**Data:**
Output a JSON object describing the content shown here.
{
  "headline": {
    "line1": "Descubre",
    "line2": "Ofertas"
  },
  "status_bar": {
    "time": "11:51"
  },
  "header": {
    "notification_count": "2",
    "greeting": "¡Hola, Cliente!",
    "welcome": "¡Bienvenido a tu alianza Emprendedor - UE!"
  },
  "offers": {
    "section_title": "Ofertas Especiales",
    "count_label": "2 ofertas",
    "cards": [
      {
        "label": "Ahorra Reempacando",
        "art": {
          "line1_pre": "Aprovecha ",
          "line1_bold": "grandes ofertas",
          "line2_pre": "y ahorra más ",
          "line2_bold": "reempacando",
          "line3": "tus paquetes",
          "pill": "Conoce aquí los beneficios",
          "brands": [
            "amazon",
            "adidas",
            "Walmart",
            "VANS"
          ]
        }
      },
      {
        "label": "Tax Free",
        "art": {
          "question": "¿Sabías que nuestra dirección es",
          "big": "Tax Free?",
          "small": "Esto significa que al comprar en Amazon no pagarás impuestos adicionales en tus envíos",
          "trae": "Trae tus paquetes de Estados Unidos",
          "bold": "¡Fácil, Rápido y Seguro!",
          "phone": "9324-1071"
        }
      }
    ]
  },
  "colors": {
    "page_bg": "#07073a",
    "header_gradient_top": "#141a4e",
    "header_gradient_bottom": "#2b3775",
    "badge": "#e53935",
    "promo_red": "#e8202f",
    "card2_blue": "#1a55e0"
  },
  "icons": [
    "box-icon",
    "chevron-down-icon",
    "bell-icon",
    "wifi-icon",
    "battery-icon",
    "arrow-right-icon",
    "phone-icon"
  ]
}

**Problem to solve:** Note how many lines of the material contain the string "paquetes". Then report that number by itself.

**Exercise result:** 2